Only lines with the word "Communities" are needed; collect each of them from the listing below.

*** Opening EXTRACTED DATA ***

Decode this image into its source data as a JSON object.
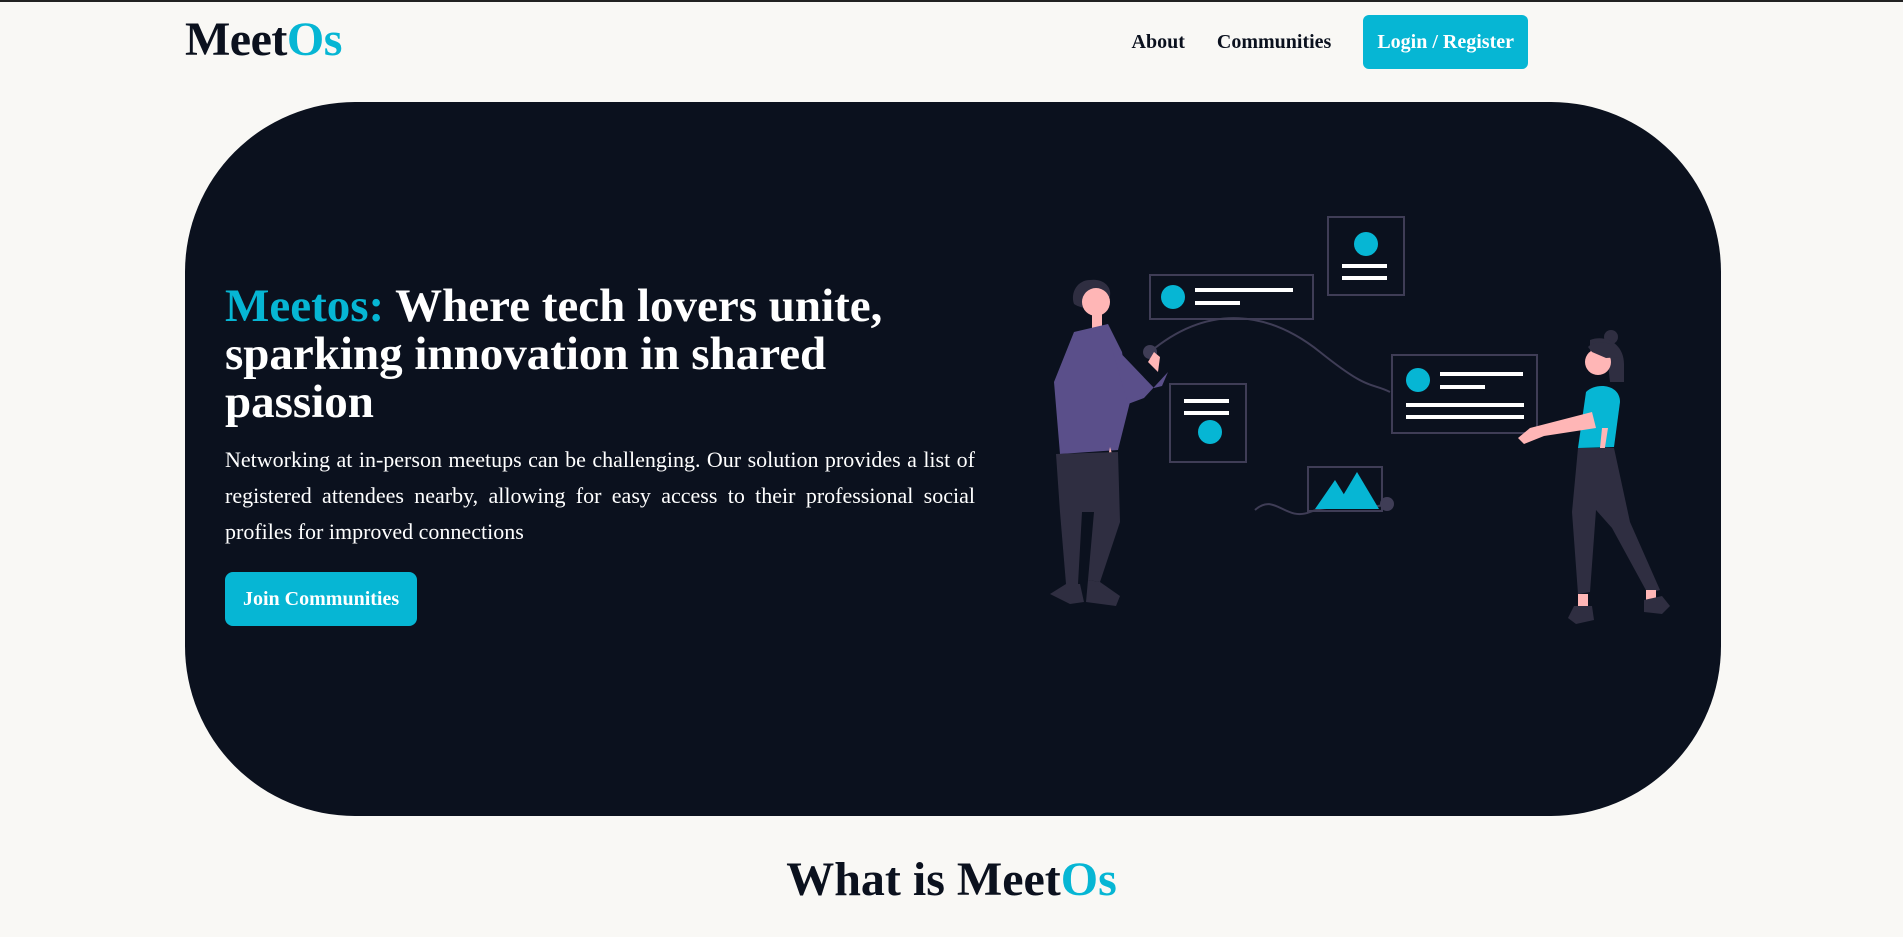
{
  "nav": {
    "logo_main": "Meet",
    "logo_accent": "Os",
    "links": [
      "About",
      "Communities"
    ],
    "login_label": "Login / Register"
  },
  "hero": {
    "title_accent": "Meetos:",
    "title_rest": " Where tech lovers unite, sparking innovation in shared passion",
    "description": "Networking at in-person meetups can be challenging. Our solution provides a list of registered attendees nearby, allowing for easy access to their professional social profiles for improved connections",
    "cta_label": "Join Communities"
  },
  "section": {
    "title_main": "What is Meet",
    "title_accent": "Os"
  },
  "colors": {
    "accent": "#06b6d4",
    "dark": "#0b111e",
    "background": "#f9f8f5"
  }
}
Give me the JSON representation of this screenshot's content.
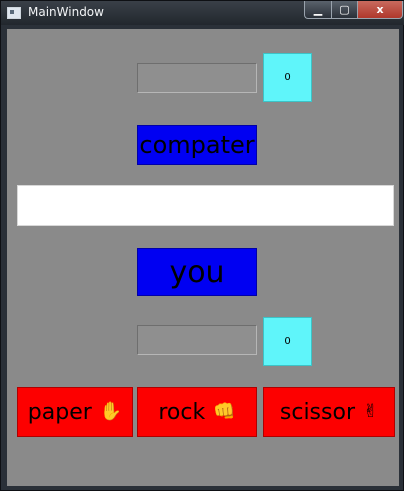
{
  "window": {
    "title": "MainWindow"
  },
  "controls": {
    "minimize": "▁",
    "maximize": "▢",
    "close": "x"
  },
  "computer": {
    "label": "compater",
    "score": "0"
  },
  "you": {
    "label": "you",
    "score": "0"
  },
  "buttons": {
    "paper": {
      "label": "paper",
      "icon": "✋"
    },
    "rock": {
      "label": "rock",
      "icon": "👊"
    },
    "scissor": {
      "label": "scissor",
      "icon": "✌"
    }
  },
  "colors": {
    "accent_blue": "#0000f2",
    "cyan": "#5ff5fa",
    "red": "#fd0000"
  }
}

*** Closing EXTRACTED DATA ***

# [SOLUTION FOR THIS PROBLEM]
      "Communities"
    "cta_label": "Join Communities"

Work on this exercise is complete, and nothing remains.